Give back the data exactly, with no images.

Dataset rows for apps and sites

>>>>>

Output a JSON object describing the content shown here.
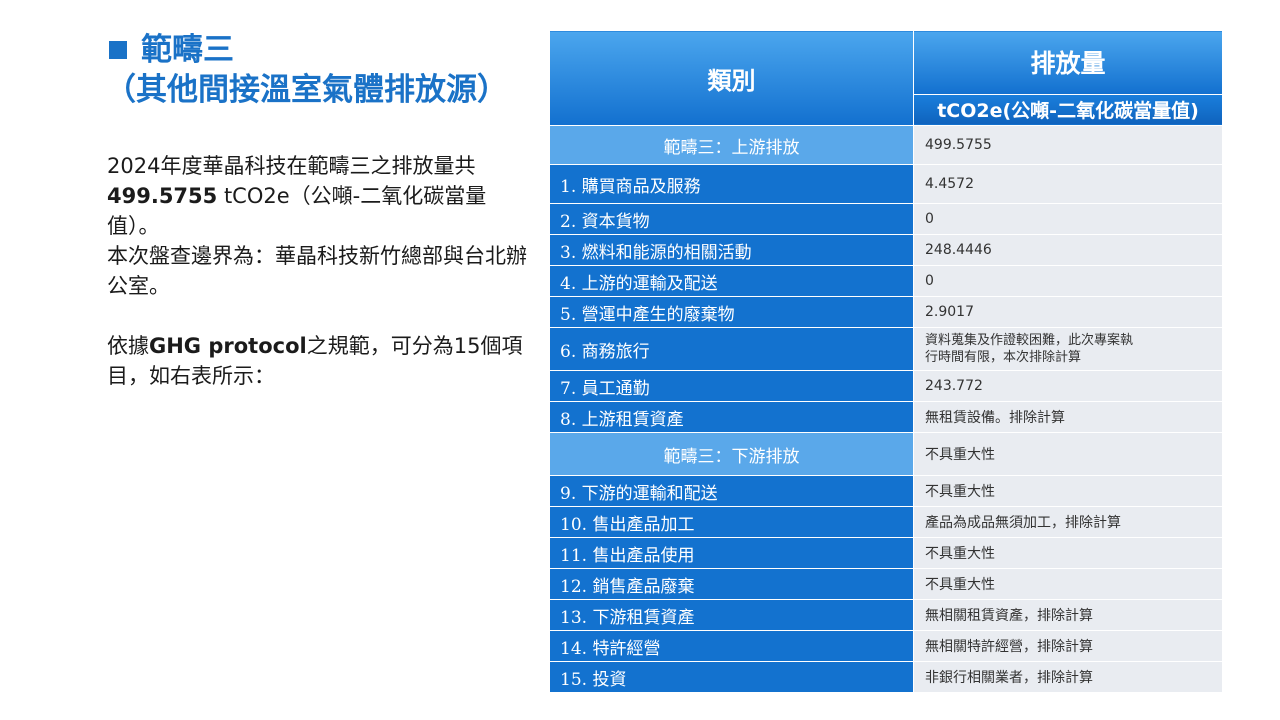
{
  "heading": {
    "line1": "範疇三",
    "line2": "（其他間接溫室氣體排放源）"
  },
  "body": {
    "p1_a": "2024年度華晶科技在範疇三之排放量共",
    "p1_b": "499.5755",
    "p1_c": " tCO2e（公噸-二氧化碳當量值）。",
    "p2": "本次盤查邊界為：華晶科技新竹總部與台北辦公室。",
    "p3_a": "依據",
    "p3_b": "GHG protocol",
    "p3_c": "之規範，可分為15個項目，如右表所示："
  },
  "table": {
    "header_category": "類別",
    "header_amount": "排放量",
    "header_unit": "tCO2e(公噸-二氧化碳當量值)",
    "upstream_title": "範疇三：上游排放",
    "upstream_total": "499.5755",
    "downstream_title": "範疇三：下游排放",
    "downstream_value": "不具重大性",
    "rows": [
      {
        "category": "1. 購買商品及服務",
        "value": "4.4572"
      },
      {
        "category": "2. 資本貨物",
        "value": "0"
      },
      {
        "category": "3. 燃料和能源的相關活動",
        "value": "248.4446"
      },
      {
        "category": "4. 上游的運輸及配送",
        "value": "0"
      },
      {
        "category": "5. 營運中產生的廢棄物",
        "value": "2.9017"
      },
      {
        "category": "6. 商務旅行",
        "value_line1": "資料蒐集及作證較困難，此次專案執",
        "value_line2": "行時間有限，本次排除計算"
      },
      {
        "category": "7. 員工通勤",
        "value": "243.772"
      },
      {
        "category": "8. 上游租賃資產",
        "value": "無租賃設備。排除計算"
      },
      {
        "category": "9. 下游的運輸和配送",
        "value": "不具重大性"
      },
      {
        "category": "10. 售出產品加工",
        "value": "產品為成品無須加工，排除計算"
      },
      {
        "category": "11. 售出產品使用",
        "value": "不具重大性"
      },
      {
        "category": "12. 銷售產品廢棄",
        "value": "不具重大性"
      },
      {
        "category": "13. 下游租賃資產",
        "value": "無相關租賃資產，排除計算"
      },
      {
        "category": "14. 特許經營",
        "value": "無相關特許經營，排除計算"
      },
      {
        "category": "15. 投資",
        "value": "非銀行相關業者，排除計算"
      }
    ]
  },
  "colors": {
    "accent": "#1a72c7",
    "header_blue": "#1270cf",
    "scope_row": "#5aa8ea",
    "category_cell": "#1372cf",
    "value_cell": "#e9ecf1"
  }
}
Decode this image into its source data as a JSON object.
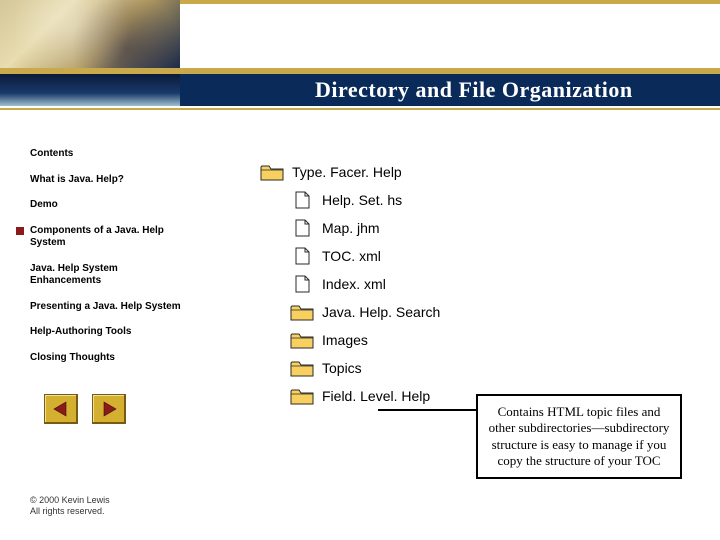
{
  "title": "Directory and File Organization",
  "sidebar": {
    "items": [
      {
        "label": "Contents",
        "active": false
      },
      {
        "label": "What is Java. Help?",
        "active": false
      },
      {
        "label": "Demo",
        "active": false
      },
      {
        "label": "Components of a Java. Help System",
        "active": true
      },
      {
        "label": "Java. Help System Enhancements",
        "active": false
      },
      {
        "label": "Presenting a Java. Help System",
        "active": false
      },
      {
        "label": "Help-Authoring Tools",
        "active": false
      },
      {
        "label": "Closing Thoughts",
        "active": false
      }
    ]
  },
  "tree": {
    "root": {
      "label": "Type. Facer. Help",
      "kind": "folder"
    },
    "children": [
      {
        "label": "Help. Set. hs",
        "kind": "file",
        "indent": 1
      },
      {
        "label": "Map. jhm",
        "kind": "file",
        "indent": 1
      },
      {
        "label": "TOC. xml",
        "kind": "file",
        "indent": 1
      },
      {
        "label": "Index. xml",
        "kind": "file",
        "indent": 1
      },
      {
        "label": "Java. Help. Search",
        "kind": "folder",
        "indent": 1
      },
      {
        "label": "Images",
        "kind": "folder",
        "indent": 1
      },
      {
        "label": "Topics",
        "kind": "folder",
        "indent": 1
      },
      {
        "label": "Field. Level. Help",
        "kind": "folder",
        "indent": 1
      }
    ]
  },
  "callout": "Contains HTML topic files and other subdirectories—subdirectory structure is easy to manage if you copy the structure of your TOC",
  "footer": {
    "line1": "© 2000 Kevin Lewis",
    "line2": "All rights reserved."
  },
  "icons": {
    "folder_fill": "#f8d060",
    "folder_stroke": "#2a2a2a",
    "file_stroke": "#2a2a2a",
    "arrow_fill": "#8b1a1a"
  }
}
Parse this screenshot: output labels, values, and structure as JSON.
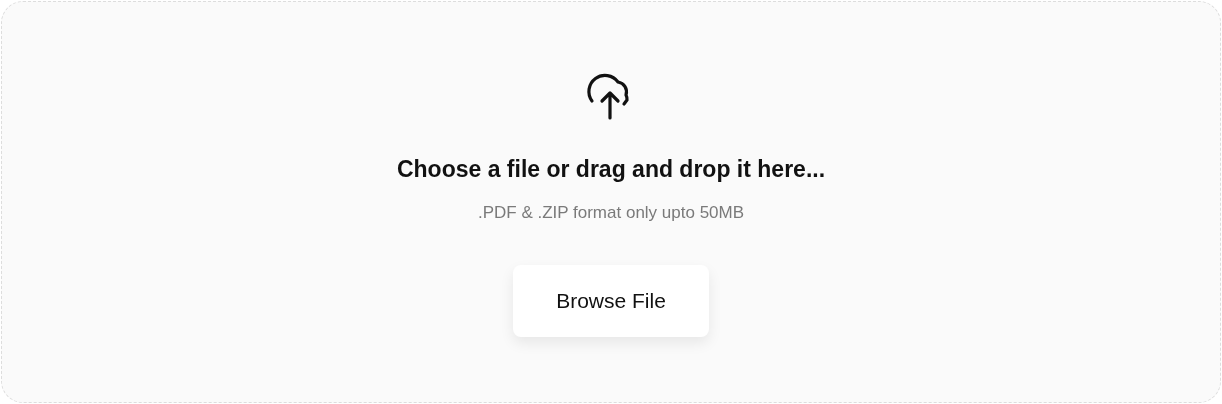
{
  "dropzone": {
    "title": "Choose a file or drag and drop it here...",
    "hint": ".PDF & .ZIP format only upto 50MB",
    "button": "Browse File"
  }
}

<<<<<

### FINISHED TASK
Output a JSON object describing the content shown here.
{
  "heading": {
    "line1": "範疇三",
    "line2": "（其他間接溫室氣體排放源）"
  },
  "body": {
    "p1_a": "2024年度華晶科技在範疇三之排放量共",
    "p1_b": "499.5755",
    "p1_c": " tCO2e（公噸-二氧化碳當量值）。",
    "p2": "本次盤查邊界為：華晶科技新竹總部與台北辦公室。",
    "p3_a": "依據",
    "p3_b": "GHG protocol",
    "p3_c": "之規範，可分為15個項目，如右表所示："
  },
  "table": {
    "header_category": "類別",
    "header_amount": "排放量",
    "header_unit": "tCO2e(公噸-二氧化碳當量值)",
    "upstream_title": "範疇三：上游排放",
    "upstream_total": "499.5755",
    "downstream_title": "範疇三：下游排放",
    "downstream_value": "不具重大性",
    "rows": [
      {
        "category": "1. 購買商品及服務",
        "value": "4.4572"
      },
      {
        "category": "2. 資本貨物",
        "value": "0"
      },
      {
        "category": "3. 燃料和能源的相關活動",
        "value": "248.4446"
      },
      {
        "category": "4. 上游的運輸及配送",
        "value": "0"
      },
      {
        "category": "5. 營運中產生的廢棄物",
        "value": "2.9017"
      },
      {
        "category": "6. 商務旅行",
        "value_line1": "資料蒐集及作證較困難，此次專案執",
        "value_line2": "行時間有限，本次排除計算"
      },
      {
        "category": "7. 員工通勤",
        "value": "243.772"
      },
      {
        "category": "8. 上游租賃資產",
        "value": "無租賃設備。排除計算"
      },
      {
        "category": "9. 下游的運輸和配送",
        "value": "不具重大性"
      },
      {
        "category": "10. 售出產品加工",
        "value": "產品為成品無須加工，排除計算"
      },
      {
        "category": "11. 售出產品使用",
        "value": "不具重大性"
      },
      {
        "category": "12. 銷售產品廢棄",
        "value": "不具重大性"
      },
      {
        "category": "13. 下游租賃資產",
        "value": "無相關租賃資產，排除計算"
      },
      {
        "category": "14. 特許經營",
        "value": "無相關特許經營，排除計算"
      },
      {
        "category": "15. 投資",
        "value": "非銀行相關業者，排除計算"
      }
    ]
  },
  "colors": {
    "accent": "#1a72c7",
    "header_blue": "#1270cf",
    "scope_row": "#5aa8ea",
    "category_cell": "#1372cf",
    "value_cell": "#e9ecf1"
  }
}
Decode this image into its source data as a JSON object.
{
  "title": "Directory and File Organization",
  "sidebar": {
    "items": [
      {
        "label": "Contents",
        "active": false
      },
      {
        "label": "What is Java. Help?",
        "active": false
      },
      {
        "label": "Demo",
        "active": false
      },
      {
        "label": "Components of a Java. Help System",
        "active": true
      },
      {
        "label": "Java. Help System Enhancements",
        "active": false
      },
      {
        "label": "Presenting a Java. Help System",
        "active": false
      },
      {
        "label": "Help-Authoring Tools",
        "active": false
      },
      {
        "label": "Closing Thoughts",
        "active": false
      }
    ]
  },
  "tree": {
    "root": {
      "label": "Type. Facer. Help",
      "kind": "folder"
    },
    "children": [
      {
        "label": "Help. Set. hs",
        "kind": "file",
        "indent": 1
      },
      {
        "label": "Map. jhm",
        "kind": "file",
        "indent": 1
      },
      {
        "label": "TOC. xml",
        "kind": "file",
        "indent": 1
      },
      {
        "label": "Index. xml",
        "kind": "file",
        "indent": 1
      },
      {
        "label": "Java. Help. Search",
        "kind": "folder",
        "indent": 1
      },
      {
        "label": "Images",
        "kind": "folder",
        "indent": 1
      },
      {
        "label": "Topics",
        "kind": "folder",
        "indent": 1
      },
      {
        "label": "Field. Level. Help",
        "kind": "folder",
        "indent": 1
      }
    ]
  },
  "callout": "Contains HTML topic files and other subdirectories—subdirectory structure is easy to manage if you copy the structure of your TOC",
  "footer": {
    "line1": "© 2000 Kevin Lewis",
    "line2": "All rights reserved."
  },
  "icons": {
    "folder_fill": "#f8d060",
    "folder_stroke": "#2a2a2a",
    "file_stroke": "#2a2a2a",
    "arrow_fill": "#8b1a1a"
  }
}
Parse this screenshot: output labels, values, and structure as JSON.
{
  "dropzone": {
    "title": "Choose a file or drag and drop it here...",
    "hint": ".PDF & .ZIP format only upto 50MB",
    "button": "Browse File"
  }
}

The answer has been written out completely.